# TASK PROMPT
When you reproduce the entries below, keep each one exact and drop any pictures.

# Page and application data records

Content starts

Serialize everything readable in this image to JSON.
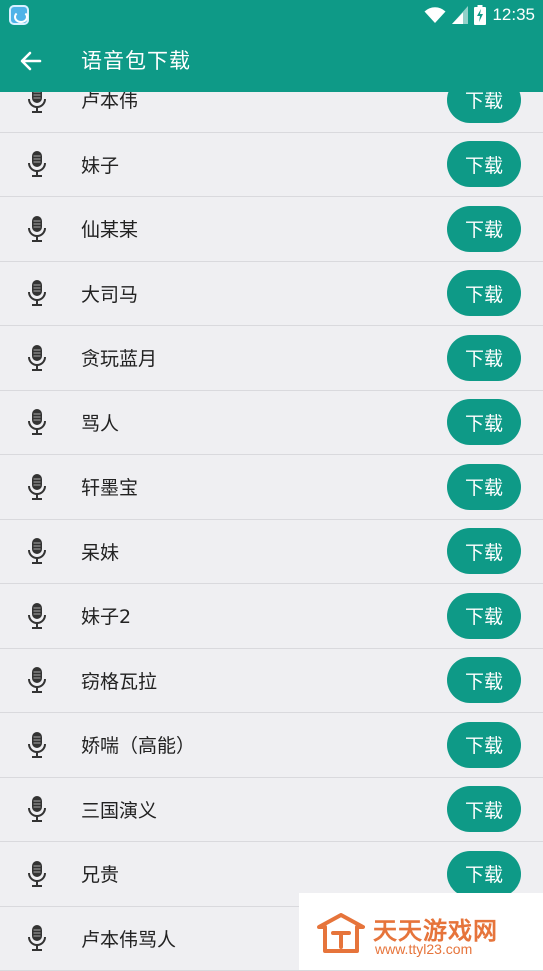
{
  "status_bar": {
    "time": "12:35",
    "icons": [
      "app-notification-icon",
      "wifi-icon",
      "signal-icon",
      "battery-charging-icon"
    ]
  },
  "app_bar": {
    "title": "语音包下载",
    "back_icon": "arrow-left-icon"
  },
  "list": {
    "download_label": "下载",
    "item_icon": "microphone-icon",
    "items": [
      {
        "name": "卢本伟"
      },
      {
        "name": "妹子"
      },
      {
        "name": "仙某某"
      },
      {
        "name": "大司马"
      },
      {
        "name": "贪玩蓝月"
      },
      {
        "name": "骂人"
      },
      {
        "name": "轩墨宝"
      },
      {
        "name": "呆妹"
      },
      {
        "name": "妹子2"
      },
      {
        "name": "窃格瓦拉"
      },
      {
        "name": "娇喘（高能）"
      },
      {
        "name": "三国演义"
      },
      {
        "name": "兄贵"
      },
      {
        "name": "卢本伟骂人"
      }
    ]
  },
  "watermark": {
    "brand": "天天游戏网",
    "url": "www.ttyl23.com"
  },
  "colors": {
    "primary": "#0e9a87",
    "background": "#efeff2",
    "watermark": "#e6743b"
  }
}
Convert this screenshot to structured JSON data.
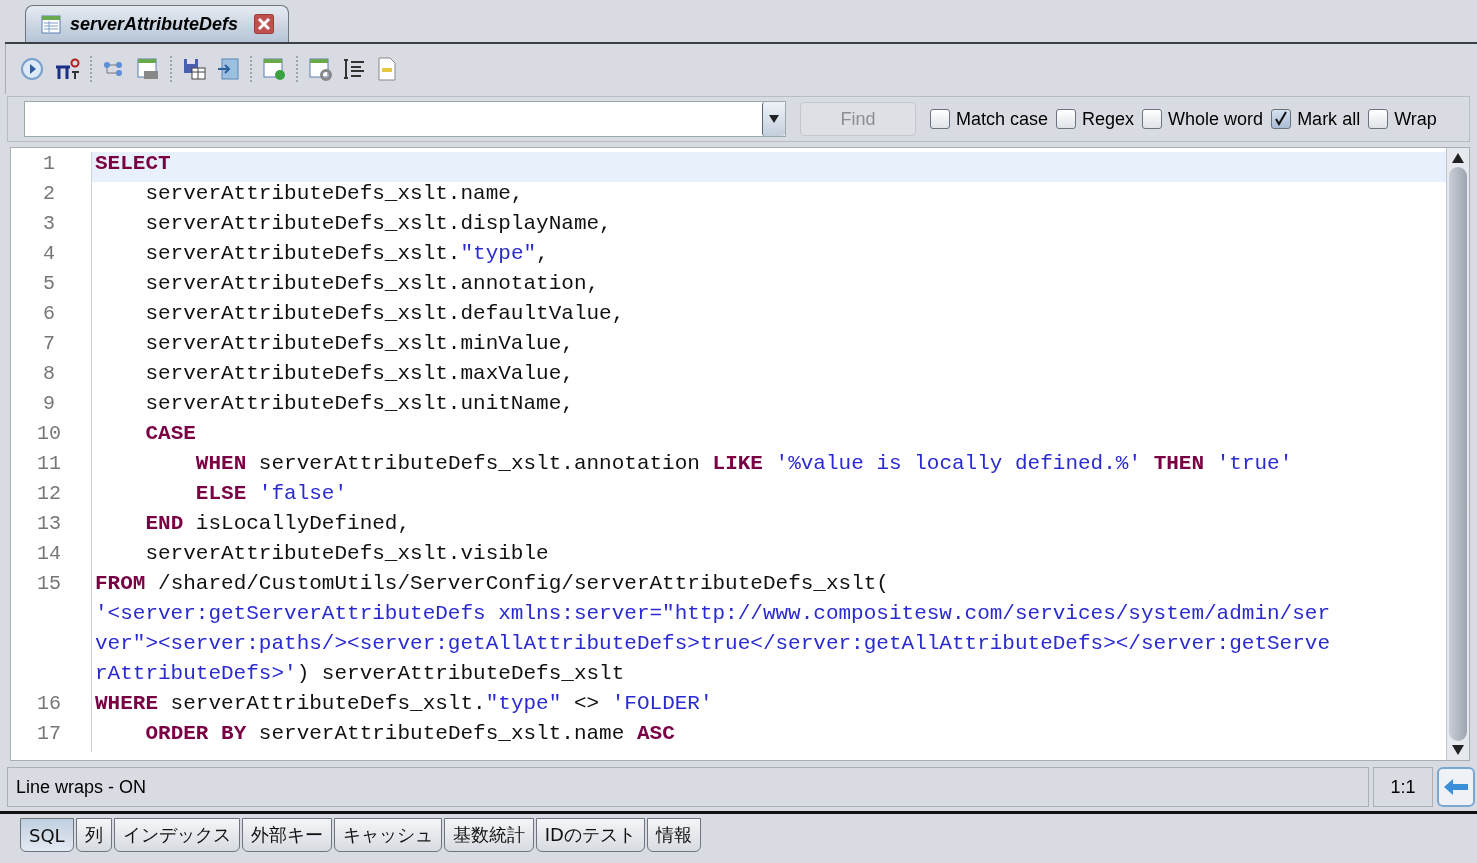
{
  "document_tab": {
    "title": "serverAttributeDefs",
    "selected": true
  },
  "find_bar": {
    "button": "Find",
    "disabled": true,
    "options": [
      {
        "label": "Match case",
        "checked": false
      },
      {
        "label": "Regex",
        "checked": false
      },
      {
        "label": "Whole word",
        "checked": false
      },
      {
        "label": "Mark all",
        "checked": true
      },
      {
        "label": "Wrap",
        "checked": false
      }
    ]
  },
  "editor": {
    "lines": [
      {
        "number": "1",
        "selected": true,
        "rows": [
          [
            {
              "kind": "kw",
              "text": "SELECT"
            }
          ]
        ]
      },
      {
        "number": "2",
        "selected": false,
        "rows": [
          [
            {
              "kind": "plain",
              "text": "    serverAttributeDefs_xslt.name,"
            }
          ]
        ]
      },
      {
        "number": "3",
        "selected": false,
        "rows": [
          [
            {
              "kind": "plain",
              "text": "    serverAttributeDefs_xslt.displayName,"
            }
          ]
        ]
      },
      {
        "number": "4",
        "selected": false,
        "rows": [
          [
            {
              "kind": "plain",
              "text": "    serverAttributeDefs_xslt."
            },
            {
              "kind": "str",
              "text": "\"type\""
            },
            {
              "kind": "plain",
              "text": ","
            }
          ]
        ]
      },
      {
        "number": "5",
        "selected": false,
        "rows": [
          [
            {
              "kind": "plain",
              "text": "    serverAttributeDefs_xslt.annotation,"
            }
          ]
        ]
      },
      {
        "number": "6",
        "selected": false,
        "rows": [
          [
            {
              "kind": "plain",
              "text": "    serverAttributeDefs_xslt.defaultValue,"
            }
          ]
        ]
      },
      {
        "number": "7",
        "selected": false,
        "rows": [
          [
            {
              "kind": "plain",
              "text": "    serverAttributeDefs_xslt.minValue,"
            }
          ]
        ]
      },
      {
        "number": "8",
        "selected": false,
        "rows": [
          [
            {
              "kind": "plain",
              "text": "    serverAttributeDefs_xslt.maxValue,"
            }
          ]
        ]
      },
      {
        "number": "9",
        "selected": false,
        "rows": [
          [
            {
              "kind": "plain",
              "text": "    serverAttributeDefs_xslt.unitName,"
            }
          ]
        ]
      },
      {
        "number": "10",
        "selected": false,
        "rows": [
          [
            {
              "kind": "plain",
              "text": "    "
            },
            {
              "kind": "kw",
              "text": "CASE"
            }
          ]
        ]
      },
      {
        "number": "11",
        "selected": false,
        "rows": [
          [
            {
              "kind": "plain",
              "text": "        "
            },
            {
              "kind": "kw",
              "text": "WHEN"
            },
            {
              "kind": "plain",
              "text": " serverAttributeDefs_xslt.annotation "
            },
            {
              "kind": "kw",
              "text": "LIKE"
            },
            {
              "kind": "plain",
              "text": " "
            },
            {
              "kind": "str",
              "text": "'%value is locally defined.%'"
            },
            {
              "kind": "plain",
              "text": " "
            },
            {
              "kind": "kw",
              "text": "THEN"
            },
            {
              "kind": "plain",
              "text": " "
            },
            {
              "kind": "str",
              "text": "'true'"
            }
          ]
        ]
      },
      {
        "number": "12",
        "selected": false,
        "rows": [
          [
            {
              "kind": "plain",
              "text": "        "
            },
            {
              "kind": "kw",
              "text": "ELSE"
            },
            {
              "kind": "plain",
              "text": " "
            },
            {
              "kind": "str",
              "text": "'false'"
            }
          ]
        ]
      },
      {
        "number": "13",
        "selected": false,
        "rows": [
          [
            {
              "kind": "plain",
              "text": "    "
            },
            {
              "kind": "kw",
              "text": "END"
            },
            {
              "kind": "plain",
              "text": " isLocallyDefined,"
            }
          ]
        ]
      },
      {
        "number": "14",
        "selected": false,
        "rows": [
          [
            {
              "kind": "plain",
              "text": "    serverAttributeDefs_xslt.visible"
            }
          ]
        ]
      },
      {
        "number": "15",
        "selected": false,
        "rows": [
          [
            {
              "kind": "kw",
              "text": "FROM"
            },
            {
              "kind": "plain",
              "text": " /shared/CustomUtils/ServerConfig/serverAttributeDefs_xslt("
            }
          ],
          [
            {
              "kind": "str",
              "text": "'<server:getServerAttributeDefs xmlns:server=\"http://www.compositesw.com/services/system/admin/ser"
            }
          ],
          [
            {
              "kind": "str",
              "text": "ver\"><server:paths/><server:getAllAttributeDefs>true</server:getAllAttributeDefs></server:getServe"
            }
          ],
          [
            {
              "kind": "str",
              "text": "rAttributeDefs>'"
            },
            {
              "kind": "plain",
              "text": ") serverAttributeDefs_xslt"
            }
          ]
        ]
      },
      {
        "number": "16",
        "selected": false,
        "rows": [
          [
            {
              "kind": "kw",
              "text": "WHERE"
            },
            {
              "kind": "plain",
              "text": " serverAttributeDefs_xslt."
            },
            {
              "kind": "str",
              "text": "\"type\""
            },
            {
              "kind": "plain",
              "text": " <> "
            },
            {
              "kind": "str",
              "text": "'FOLDER'"
            }
          ]
        ]
      },
      {
        "number": "17",
        "selected": false,
        "rows": [
          [
            {
              "kind": "plain",
              "text": "    "
            },
            {
              "kind": "kw",
              "text": "ORDER BY"
            },
            {
              "kind": "plain",
              "text": " serverAttributeDefs_xslt.name "
            },
            {
              "kind": "kw",
              "text": "ASC"
            }
          ]
        ]
      }
    ]
  },
  "status_bar": {
    "message": "Line wraps - ON",
    "position": "1:1"
  },
  "bottom_tabs": [
    {
      "label": "SQL",
      "selected": true
    },
    {
      "label": "列",
      "selected": false
    },
    {
      "label": "インデックス",
      "selected": false
    },
    {
      "label": "外部キー",
      "selected": false
    },
    {
      "label": "キャッシュ",
      "selected": false
    },
    {
      "label": "基数統計",
      "selected": false
    },
    {
      "label": "IDのテスト",
      "selected": false
    },
    {
      "label": "情報",
      "selected": false
    }
  ]
}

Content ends

# RESULT FOR THIS EXERCISE
Serialize everything readable in this image to JSON.
{
  "status_bar": {
    "time": "12:35",
    "icons": [
      "app-notification-icon",
      "wifi-icon",
      "signal-icon",
      "battery-charging-icon"
    ]
  },
  "app_bar": {
    "title": "语音包下载",
    "back_icon": "arrow-left-icon"
  },
  "list": {
    "download_label": "下载",
    "item_icon": "microphone-icon",
    "items": [
      {
        "name": "卢本伟"
      },
      {
        "name": "妹子"
      },
      {
        "name": "仙某某"
      },
      {
        "name": "大司马"
      },
      {
        "name": "贪玩蓝月"
      },
      {
        "name": "骂人"
      },
      {
        "name": "轩墨宝"
      },
      {
        "name": "呆妹"
      },
      {
        "name": "妹子2"
      },
      {
        "name": "窃格瓦拉"
      },
      {
        "name": "娇喘（高能）"
      },
      {
        "name": "三国演义"
      },
      {
        "name": "兄贵"
      },
      {
        "name": "卢本伟骂人"
      }
    ]
  },
  "watermark": {
    "brand": "天天游戏网",
    "url": "www.ttyl23.com"
  },
  "colors": {
    "primary": "#0e9a87",
    "background": "#efeff2",
    "watermark": "#e6743b"
  }
}
Convert this screenshot to structured JSON data.
{
  "document_tab": {
    "title": "serverAttributeDefs",
    "selected": true
  },
  "find_bar": {
    "button": "Find",
    "disabled": true,
    "options": [
      {
        "label": "Match case",
        "checked": false
      },
      {
        "label": "Regex",
        "checked": false
      },
      {
        "label": "Whole word",
        "checked": false
      },
      {
        "label": "Mark all",
        "checked": true
      },
      {
        "label": "Wrap",
        "checked": false
      }
    ]
  },
  "editor": {
    "lines": [
      {
        "number": "1",
        "selected": true,
        "rows": [
          [
            {
              "kind": "kw",
              "text": "SELECT"
            }
          ]
        ]
      },
      {
        "number": "2",
        "selected": false,
        "rows": [
          [
            {
              "kind": "plain",
              "text": "    serverAttributeDefs_xslt.name,"
            }
          ]
        ]
      },
      {
        "number": "3",
        "selected": false,
        "rows": [
          [
            {
              "kind": "plain",
              "text": "    serverAttributeDefs_xslt.displayName,"
            }
          ]
        ]
      },
      {
        "number": "4",
        "selected": false,
        "rows": [
          [
            {
              "kind": "plain",
              "text": "    serverAttributeDefs_xslt."
            },
            {
              "kind": "str",
              "text": "\"type\""
            },
            {
              "kind": "plain",
              "text": ","
            }
          ]
        ]
      },
      {
        "number": "5",
        "selected": false,
        "rows": [
          [
            {
              "kind": "plain",
              "text": "    serverAttributeDefs_xslt.annotation,"
            }
          ]
        ]
      },
      {
        "number": "6",
        "selected": false,
        "rows": [
          [
            {
              "kind": "plain",
              "text": "    serverAttributeDefs_xslt.defaultValue,"
            }
          ]
        ]
      },
      {
        "number": "7",
        "selected": false,
        "rows": [
          [
            {
              "kind": "plain",
              "text": "    serverAttributeDefs_xslt.minValue,"
            }
          ]
        ]
      },
      {
        "number": "8",
        "selected": false,
        "rows": [
          [
            {
              "kind": "plain",
              "text": "    serverAttributeDefs_xslt.maxValue,"
            }
          ]
        ]
      },
      {
        "number": "9",
        "selected": false,
        "rows": [
          [
            {
              "kind": "plain",
              "text": "    serverAttributeDefs_xslt.unitName,"
            }
          ]
        ]
      },
      {
        "number": "10",
        "selected": false,
        "rows": [
          [
            {
              "kind": "plain",
              "text": "    "
            },
            {
              "kind": "kw",
              "text": "CASE"
            }
          ]
        ]
      },
      {
        "number": "11",
        "selected": false,
        "rows": [
          [
            {
              "kind": "plain",
              "text": "        "
            },
            {
              "kind": "kw",
              "text": "WHEN"
            },
            {
              "kind": "plain",
              "text": " serverAttributeDefs_xslt.annotation "
            },
            {
              "kind": "kw",
              "text": "LIKE"
            },
            {
              "kind": "plain",
              "text": " "
            },
            {
              "kind": "str",
              "text": "'%value is locally defined.%'"
            },
            {
              "kind": "plain",
              "text": " "
            },
            {
              "kind": "kw",
              "text": "THEN"
            },
            {
              "kind": "plain",
              "text": " "
            },
            {
              "kind": "str",
              "text": "'true'"
            }
          ]
        ]
      },
      {
        "number": "12",
        "selected": false,
        "rows": [
          [
            {
              "kind": "plain",
              "text": "        "
            },
            {
              "kind": "kw",
              "text": "ELSE"
            },
            {
              "kind": "plain",
              "text": " "
            },
            {
              "kind": "str",
              "text": "'false'"
            }
          ]
        ]
      },
      {
        "number": "13",
        "selected": false,
        "rows": [
          [
            {
              "kind": "plain",
              "text": "    "
            },
            {
              "kind": "kw",
              "text": "END"
            },
            {
              "kind": "plain",
              "text": " isLocallyDefined,"
            }
          ]
        ]
      },
      {
        "number": "14",
        "selected": false,
        "rows": [
          [
            {
              "kind": "plain",
              "text": "    serverAttributeDefs_xslt.visible"
            }
          ]
        ]
      },
      {
        "number": "15",
        "selected": false,
        "rows": [
          [
            {
              "kind": "kw",
              "text": "FROM"
            },
            {
              "kind": "plain",
              "text": " /shared/CustomUtils/ServerConfig/serverAttributeDefs_xslt("
            }
          ],
          [
            {
              "kind": "str",
              "text": "'<server:getServerAttributeDefs xmlns:server=\"http://www.compositesw.com/services/system/admin/ser"
            }
          ],
          [
            {
              "kind": "str",
              "text": "ver\"><server:paths/><server:getAllAttributeDefs>true</server:getAllAttributeDefs></server:getServe"
            }
          ],
          [
            {
              "kind": "str",
              "text": "rAttributeDefs>'"
            },
            {
              "kind": "plain",
              "text": ") serverAttributeDefs_xslt"
            }
          ]
        ]
      },
      {
        "number": "16",
        "selected": false,
        "rows": [
          [
            {
              "kind": "kw",
              "text": "WHERE"
            },
            {
              "kind": "plain",
              "text": " serverAttributeDefs_xslt."
            },
            {
              "kind": "str",
              "text": "\"type\""
            },
            {
              "kind": "plain",
              "text": " <> "
            },
            {
              "kind": "str",
              "text": "'FOLDER'"
            }
          ]
        ]
      },
      {
        "number": "17",
        "selected": false,
        "rows": [
          [
            {
              "kind": "plain",
              "text": "    "
            },
            {
              "kind": "kw",
              "text": "ORDER BY"
            },
            {
              "kind": "plain",
              "text": " serverAttributeDefs_xslt.name "
            },
            {
              "kind": "kw",
              "text": "ASC"
            }
          ]
        ]
      }
    ]
  },
  "status_bar": {
    "message": "Line wraps - ON",
    "position": "1:1"
  },
  "bottom_tabs": [
    {
      "label": "SQL",
      "selected": true
    },
    {
      "label": "列",
      "selected": false
    },
    {
      "label": "インデックス",
      "selected": false
    },
    {
      "label": "外部キー",
      "selected": false
    },
    {
      "label": "キャッシュ",
      "selected": false
    },
    {
      "label": "基数統計",
      "selected": false
    },
    {
      "label": "IDのテスト",
      "selected": false
    },
    {
      "label": "情報",
      "selected": false
    }
  ]
}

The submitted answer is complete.